Funding for workshops

EPSRC will fund Workshops focused on stimulating future research activities, and have certain features:

  • Workshops should focus on shaping future research directions, or bring together researchers from diverse disciplines.
  • The focus of the workshop should be devoted to considering solutions to identified problems, or identifying future research directions. Agendas should include participative sessions such as breakout groups, open forums, and panel sessions.
  • Workshops have a small number of participants, generally no more than 60 attendees.
  • Equality and diversity are important principles for EPSRC and should be taken into account when preparing the workshop.
  • It is important to consider why this workshop should be supported as a stand-alone activity and how it links to other activities in this area.

General conferences and dissemination workshops will not be eligible for EPSRC workshop funding, nor will student bursaries to attend them. Requests for complete or partial funding of an event are subject to peer review. Individual themes may have additional guidance for workshop funding. We expect applicants to discuss their proposal with the relevant theme's contact before applying.

Applying for funding

Occasionally, calls for proposals are publicised for specific areas. These have a deadline for submission, and may have additional criteria.

Without a Call for Proposals, workshop applications should be submitted through the Research Council's Joint electronic submission (Je-S) system by selecting document type 'Standard proposal' and scheme type 'Standard'. Applications should include the word "Workshop" within the proposal title. Eligibility criteria are specified in the EPSRC funding guide.

Proposal documentation

  • The word ‘workshop' should be included in the proposal title
  • An eight page case for support comprising a two page Track Record, and up to six pages describing the proposed workshop including:
    • The area of research
    • The need for a workshop in this area, and the relationship to other events in the UK.
    • The aims of the workshop, and its likely level of demand
    • The programme content and likely speakers
    • Plans for workshop support
    • Plans to aim for a balanced participation in particular with regards to equality and diversity
    • Plans for publicity
    • Plans for workshop evaluation and follow-on activities
  • One page justification of resources
  • One page proposed workshop timetable, taking the place of the workplan
  • Two page impact statement
  • A covering letter to state that this proposal is a workshop application

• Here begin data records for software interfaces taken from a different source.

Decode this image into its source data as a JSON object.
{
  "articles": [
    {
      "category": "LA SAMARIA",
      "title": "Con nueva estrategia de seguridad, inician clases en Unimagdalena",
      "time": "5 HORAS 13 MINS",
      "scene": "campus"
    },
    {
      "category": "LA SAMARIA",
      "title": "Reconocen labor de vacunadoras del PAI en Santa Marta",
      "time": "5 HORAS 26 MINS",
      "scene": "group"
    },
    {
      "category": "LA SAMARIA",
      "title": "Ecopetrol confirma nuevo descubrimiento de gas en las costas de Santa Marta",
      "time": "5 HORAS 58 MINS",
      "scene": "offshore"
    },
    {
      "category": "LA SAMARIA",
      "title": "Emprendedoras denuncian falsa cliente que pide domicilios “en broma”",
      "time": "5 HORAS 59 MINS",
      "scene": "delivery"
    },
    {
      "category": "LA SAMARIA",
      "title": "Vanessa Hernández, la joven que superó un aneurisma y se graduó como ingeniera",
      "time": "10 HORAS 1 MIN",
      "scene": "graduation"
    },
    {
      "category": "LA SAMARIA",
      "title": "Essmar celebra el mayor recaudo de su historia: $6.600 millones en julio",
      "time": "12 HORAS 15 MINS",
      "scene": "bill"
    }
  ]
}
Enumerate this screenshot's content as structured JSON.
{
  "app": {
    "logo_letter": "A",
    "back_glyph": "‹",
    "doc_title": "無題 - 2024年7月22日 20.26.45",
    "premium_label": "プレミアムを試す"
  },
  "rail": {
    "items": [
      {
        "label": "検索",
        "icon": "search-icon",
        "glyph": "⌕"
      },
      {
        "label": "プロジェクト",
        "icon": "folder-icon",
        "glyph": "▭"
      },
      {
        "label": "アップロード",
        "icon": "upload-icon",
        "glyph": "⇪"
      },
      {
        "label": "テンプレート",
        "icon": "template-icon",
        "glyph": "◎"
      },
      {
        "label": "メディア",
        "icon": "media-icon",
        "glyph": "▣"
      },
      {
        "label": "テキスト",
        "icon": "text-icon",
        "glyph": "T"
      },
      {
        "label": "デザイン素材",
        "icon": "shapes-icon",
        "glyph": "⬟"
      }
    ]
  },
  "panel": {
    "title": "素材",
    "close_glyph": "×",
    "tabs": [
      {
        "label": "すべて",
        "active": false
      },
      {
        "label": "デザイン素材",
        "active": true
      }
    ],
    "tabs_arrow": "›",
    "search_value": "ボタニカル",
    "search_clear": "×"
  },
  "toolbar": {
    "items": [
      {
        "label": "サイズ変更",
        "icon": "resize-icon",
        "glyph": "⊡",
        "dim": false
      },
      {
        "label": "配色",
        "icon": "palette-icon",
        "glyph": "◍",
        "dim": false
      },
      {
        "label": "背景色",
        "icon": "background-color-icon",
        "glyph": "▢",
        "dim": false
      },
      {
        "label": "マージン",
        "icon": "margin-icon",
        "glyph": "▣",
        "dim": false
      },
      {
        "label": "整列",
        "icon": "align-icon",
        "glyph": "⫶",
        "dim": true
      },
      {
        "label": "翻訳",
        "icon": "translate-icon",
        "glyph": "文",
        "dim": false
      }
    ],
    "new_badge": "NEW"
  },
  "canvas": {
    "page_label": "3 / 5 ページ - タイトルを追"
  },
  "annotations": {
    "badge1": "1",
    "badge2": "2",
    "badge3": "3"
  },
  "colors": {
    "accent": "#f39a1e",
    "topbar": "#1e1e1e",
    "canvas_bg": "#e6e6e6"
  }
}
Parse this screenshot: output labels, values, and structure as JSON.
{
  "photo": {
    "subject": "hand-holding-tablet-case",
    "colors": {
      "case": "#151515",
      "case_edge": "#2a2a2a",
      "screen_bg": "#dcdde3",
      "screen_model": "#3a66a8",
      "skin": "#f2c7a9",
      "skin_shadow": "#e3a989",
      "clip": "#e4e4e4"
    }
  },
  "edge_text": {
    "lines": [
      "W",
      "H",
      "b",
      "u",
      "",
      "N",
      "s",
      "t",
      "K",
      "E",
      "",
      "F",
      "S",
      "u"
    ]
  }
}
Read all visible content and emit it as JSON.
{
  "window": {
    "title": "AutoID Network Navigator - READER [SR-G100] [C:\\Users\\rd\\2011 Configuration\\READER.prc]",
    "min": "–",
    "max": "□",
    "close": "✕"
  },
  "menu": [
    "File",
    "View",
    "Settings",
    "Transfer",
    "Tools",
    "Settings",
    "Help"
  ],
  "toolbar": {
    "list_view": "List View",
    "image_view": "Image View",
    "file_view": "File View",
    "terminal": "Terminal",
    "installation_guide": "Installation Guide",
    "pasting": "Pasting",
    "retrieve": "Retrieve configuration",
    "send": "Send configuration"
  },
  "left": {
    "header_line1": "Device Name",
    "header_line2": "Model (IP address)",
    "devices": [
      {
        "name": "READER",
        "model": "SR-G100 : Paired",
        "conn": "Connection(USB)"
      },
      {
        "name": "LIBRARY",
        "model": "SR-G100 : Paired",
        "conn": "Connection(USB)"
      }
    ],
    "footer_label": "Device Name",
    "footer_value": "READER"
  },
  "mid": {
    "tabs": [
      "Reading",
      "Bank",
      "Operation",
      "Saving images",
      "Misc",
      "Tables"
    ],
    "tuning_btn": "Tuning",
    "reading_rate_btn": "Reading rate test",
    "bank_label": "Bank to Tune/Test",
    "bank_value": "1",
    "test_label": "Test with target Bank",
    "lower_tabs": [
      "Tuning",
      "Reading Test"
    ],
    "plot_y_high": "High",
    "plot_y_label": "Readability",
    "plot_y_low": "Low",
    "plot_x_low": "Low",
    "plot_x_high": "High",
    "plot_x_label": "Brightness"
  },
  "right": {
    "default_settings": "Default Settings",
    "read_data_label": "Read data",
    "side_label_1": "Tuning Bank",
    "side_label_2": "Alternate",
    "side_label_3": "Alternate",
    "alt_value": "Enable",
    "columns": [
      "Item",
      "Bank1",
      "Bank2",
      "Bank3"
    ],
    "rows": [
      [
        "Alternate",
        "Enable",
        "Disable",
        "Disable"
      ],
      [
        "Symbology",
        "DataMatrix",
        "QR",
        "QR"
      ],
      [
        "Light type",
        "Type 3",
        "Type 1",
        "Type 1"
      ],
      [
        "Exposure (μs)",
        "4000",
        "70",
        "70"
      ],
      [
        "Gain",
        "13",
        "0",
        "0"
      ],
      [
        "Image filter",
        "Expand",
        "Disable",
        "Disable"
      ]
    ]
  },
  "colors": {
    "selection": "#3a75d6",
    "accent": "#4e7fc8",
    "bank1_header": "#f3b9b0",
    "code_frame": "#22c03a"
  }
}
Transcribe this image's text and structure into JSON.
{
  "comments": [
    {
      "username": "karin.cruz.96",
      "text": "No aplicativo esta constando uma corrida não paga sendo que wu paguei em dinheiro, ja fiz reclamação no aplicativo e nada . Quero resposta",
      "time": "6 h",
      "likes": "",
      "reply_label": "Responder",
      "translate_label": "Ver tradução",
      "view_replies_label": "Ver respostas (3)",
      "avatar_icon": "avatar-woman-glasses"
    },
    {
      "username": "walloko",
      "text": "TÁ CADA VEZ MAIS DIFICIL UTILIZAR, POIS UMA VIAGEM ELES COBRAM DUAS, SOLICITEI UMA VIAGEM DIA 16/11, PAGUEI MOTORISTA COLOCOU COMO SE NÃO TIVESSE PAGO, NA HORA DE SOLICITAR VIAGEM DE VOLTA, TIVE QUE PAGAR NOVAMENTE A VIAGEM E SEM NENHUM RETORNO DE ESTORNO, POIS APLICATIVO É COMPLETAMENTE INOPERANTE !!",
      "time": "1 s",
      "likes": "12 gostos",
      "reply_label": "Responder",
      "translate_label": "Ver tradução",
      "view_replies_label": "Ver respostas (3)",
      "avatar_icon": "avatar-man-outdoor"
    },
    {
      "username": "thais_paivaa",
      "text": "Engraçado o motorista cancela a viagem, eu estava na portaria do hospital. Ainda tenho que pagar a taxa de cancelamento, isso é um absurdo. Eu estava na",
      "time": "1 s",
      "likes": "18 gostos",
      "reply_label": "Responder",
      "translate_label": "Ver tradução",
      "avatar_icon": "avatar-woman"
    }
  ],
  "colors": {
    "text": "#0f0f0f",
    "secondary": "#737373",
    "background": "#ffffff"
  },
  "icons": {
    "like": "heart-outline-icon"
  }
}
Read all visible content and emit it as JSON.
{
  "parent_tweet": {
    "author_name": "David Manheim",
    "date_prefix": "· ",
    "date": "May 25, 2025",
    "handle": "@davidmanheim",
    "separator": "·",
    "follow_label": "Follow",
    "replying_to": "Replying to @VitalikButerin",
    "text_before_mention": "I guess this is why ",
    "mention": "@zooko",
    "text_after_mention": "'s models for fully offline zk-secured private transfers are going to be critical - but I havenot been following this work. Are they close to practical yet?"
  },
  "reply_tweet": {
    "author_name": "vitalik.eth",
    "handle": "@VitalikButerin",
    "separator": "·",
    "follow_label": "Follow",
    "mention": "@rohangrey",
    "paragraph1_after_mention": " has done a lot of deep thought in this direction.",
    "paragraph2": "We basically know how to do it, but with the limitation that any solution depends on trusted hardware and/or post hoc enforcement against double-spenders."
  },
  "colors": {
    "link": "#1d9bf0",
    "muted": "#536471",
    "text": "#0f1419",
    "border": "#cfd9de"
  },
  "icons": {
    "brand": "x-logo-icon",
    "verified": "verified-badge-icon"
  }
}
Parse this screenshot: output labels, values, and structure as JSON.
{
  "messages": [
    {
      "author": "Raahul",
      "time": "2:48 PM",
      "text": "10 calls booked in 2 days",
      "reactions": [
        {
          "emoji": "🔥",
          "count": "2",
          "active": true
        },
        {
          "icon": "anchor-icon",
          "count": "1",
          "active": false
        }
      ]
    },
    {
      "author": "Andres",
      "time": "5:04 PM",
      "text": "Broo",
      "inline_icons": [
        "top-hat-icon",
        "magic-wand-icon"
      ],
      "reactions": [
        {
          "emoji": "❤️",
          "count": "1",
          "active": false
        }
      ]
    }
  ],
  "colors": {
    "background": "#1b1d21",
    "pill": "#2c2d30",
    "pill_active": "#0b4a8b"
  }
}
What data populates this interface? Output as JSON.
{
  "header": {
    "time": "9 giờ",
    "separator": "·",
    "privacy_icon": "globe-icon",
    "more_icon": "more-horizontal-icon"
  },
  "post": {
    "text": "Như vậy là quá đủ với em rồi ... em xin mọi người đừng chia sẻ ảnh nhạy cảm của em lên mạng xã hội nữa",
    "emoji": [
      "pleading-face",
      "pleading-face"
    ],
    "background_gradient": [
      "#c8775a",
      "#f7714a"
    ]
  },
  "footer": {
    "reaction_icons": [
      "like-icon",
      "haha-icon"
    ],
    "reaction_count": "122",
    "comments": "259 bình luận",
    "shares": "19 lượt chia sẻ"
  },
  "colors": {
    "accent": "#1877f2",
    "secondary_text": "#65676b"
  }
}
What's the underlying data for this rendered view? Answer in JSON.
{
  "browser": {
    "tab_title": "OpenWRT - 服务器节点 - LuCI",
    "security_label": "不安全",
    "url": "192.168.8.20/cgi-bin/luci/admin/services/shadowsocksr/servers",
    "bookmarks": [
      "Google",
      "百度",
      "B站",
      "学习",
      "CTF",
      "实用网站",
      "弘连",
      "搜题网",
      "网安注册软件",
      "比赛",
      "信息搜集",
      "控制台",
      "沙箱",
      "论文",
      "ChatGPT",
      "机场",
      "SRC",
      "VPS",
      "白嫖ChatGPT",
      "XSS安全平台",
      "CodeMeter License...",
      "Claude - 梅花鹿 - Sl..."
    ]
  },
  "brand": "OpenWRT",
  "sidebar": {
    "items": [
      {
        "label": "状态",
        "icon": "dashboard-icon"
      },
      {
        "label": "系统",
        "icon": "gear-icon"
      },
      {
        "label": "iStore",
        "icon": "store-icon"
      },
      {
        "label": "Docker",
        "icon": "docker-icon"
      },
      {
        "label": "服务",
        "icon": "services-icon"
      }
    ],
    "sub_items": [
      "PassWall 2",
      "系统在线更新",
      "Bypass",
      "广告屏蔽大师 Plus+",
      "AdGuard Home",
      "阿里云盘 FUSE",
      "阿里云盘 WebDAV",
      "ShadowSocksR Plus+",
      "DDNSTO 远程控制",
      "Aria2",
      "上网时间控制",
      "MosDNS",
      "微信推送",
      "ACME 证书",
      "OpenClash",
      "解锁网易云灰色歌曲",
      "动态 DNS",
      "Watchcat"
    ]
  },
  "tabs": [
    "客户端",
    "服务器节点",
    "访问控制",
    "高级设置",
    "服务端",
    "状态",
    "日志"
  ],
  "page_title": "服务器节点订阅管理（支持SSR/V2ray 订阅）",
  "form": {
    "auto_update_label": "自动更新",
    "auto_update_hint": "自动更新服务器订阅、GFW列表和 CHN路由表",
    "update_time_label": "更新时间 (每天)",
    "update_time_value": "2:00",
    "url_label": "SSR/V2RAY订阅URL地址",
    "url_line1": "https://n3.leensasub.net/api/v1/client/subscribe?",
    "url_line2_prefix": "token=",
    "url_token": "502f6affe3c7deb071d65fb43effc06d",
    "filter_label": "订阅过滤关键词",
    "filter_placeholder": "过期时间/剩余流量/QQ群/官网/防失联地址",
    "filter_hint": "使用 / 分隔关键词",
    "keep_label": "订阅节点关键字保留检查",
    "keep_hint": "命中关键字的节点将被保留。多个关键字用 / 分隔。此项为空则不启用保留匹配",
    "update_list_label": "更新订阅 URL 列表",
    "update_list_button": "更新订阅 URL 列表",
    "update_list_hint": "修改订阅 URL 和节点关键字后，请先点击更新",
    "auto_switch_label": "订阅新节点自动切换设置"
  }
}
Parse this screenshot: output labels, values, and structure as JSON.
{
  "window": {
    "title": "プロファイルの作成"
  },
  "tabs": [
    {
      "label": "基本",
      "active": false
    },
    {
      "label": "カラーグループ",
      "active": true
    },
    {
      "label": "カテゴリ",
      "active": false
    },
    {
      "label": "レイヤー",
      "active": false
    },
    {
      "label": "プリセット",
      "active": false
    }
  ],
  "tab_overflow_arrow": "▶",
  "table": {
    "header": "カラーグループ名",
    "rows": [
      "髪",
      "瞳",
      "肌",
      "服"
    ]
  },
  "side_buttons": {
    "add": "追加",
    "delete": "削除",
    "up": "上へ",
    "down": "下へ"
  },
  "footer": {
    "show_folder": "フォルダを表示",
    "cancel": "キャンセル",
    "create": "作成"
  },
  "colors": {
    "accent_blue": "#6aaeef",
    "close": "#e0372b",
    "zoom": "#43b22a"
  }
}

Support can be requested for:

  • Investigator time - costs for the principal investigator (PI) and up to one co-investigator (Co-I)
  • Administrative support
  • Travel and subsistence costs for organisers and keynote speakers
  • Venue and equipment hire
  • Reasonable catering costs
  • Student support - up to 10% of the total cost. EPSRC funded students must be given priority
  • Estates and indirect costs
  • Impact related activities
  • Childcare costs

Assessment

Proposals will be assessed using the Standard research process. Peer review will use the Standard grants reviewer form.

Assessment criteria

Workshop proposals are judged on:

  • Scientific quality and timeliness of the workshop
  • National Importance
  • Balance of participation
  • Added value and synergy
  • Dissemination and pathway to impact
  • Track record of the applicants
  • Management arrangements, including administration; publicity; support; and cost effectiveness
  • Plans for evaluation